TASK DIRECTIONS:
An exact copy of every entry is needed, without the pictures.

(Stored data entries)
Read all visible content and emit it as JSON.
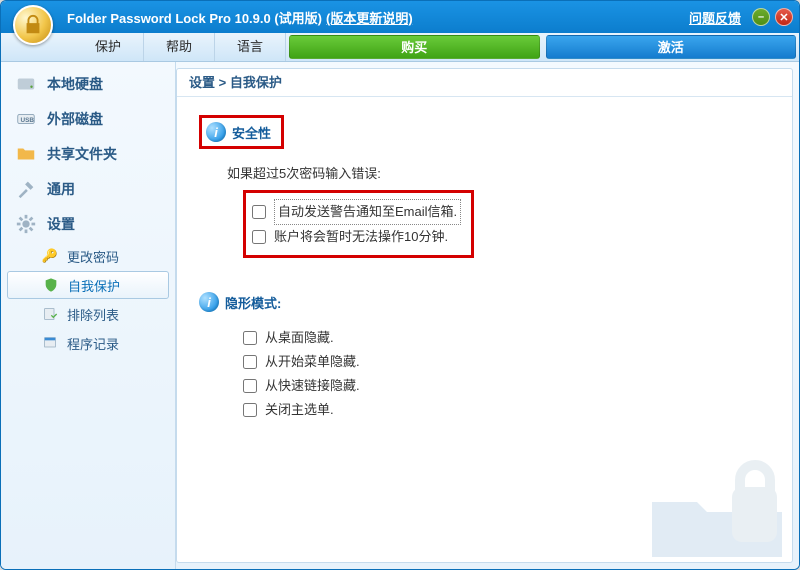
{
  "title": "Folder Password Lock Pro 10.9.0 (试用版)",
  "update_note": "(版本更新说明)",
  "feedback": "问题反馈",
  "menu": {
    "protect": "保护",
    "help": "帮助",
    "language": "语言",
    "buy": "购买",
    "activate": "激活"
  },
  "sidebar": {
    "local_disk": "本地硬盘",
    "external_disk": "外部磁盘",
    "shared_folder": "共享文件夹",
    "general": "通用",
    "settings": "设置",
    "sub": {
      "change_password": "更改密码",
      "self_protect": "自我保护",
      "exclusion_list": "排除列表",
      "program_log": "程序记录"
    }
  },
  "breadcrumb": "设置 > 自我保护",
  "security": {
    "heading": "安全性",
    "group_label": "如果超过5次密码输入错误:",
    "opt_email": "自动发送警告通知至Email信箱.",
    "opt_lock": "账户将会暂时无法操作10分钟."
  },
  "stealth": {
    "heading": "隐形模式:",
    "opt_desktop": "从桌面隐藏.",
    "opt_startmenu": "从开始菜单隐藏.",
    "opt_quicklaunch": "从快速链接隐藏.",
    "opt_mainmenu": "关闭主选单."
  }
}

THE ANSWER:
Read all visible content and emit it as JSON.
{
  "title": "Folder Password Lock Pro 10.9.0 (试用版)",
  "update_note": "(版本更新说明)",
  "feedback": "问题反馈",
  "menu": {
    "protect": "保护",
    "help": "帮助",
    "language": "语言",
    "buy": "购买",
    "activate": "激活"
  },
  "sidebar": {
    "local_disk": "本地硬盘",
    "external_disk": "外部磁盘",
    "shared_folder": "共享文件夹",
    "general": "通用",
    "settings": "设置",
    "sub": {
      "change_password": "更改密码",
      "self_protect": "自我保护",
      "exclusion_list": "排除列表",
      "program_log": "程序记录"
    }
  },
  "breadcrumb": "设置 > 自我保护",
  "security": {
    "heading": "安全性",
    "group_label": "如果超过5次密码输入错误:",
    "opt_email": "自动发送警告通知至Email信箱.",
    "opt_lock": "账户将会暂时无法操作10分钟."
  },
  "stealth": {
    "heading": "隐形模式:",
    "opt_desktop": "从桌面隐藏.",
    "opt_startmenu": "从开始菜单隐藏.",
    "opt_quicklaunch": "从快速链接隐藏.",
    "opt_mainmenu": "关闭主选单."
  }
}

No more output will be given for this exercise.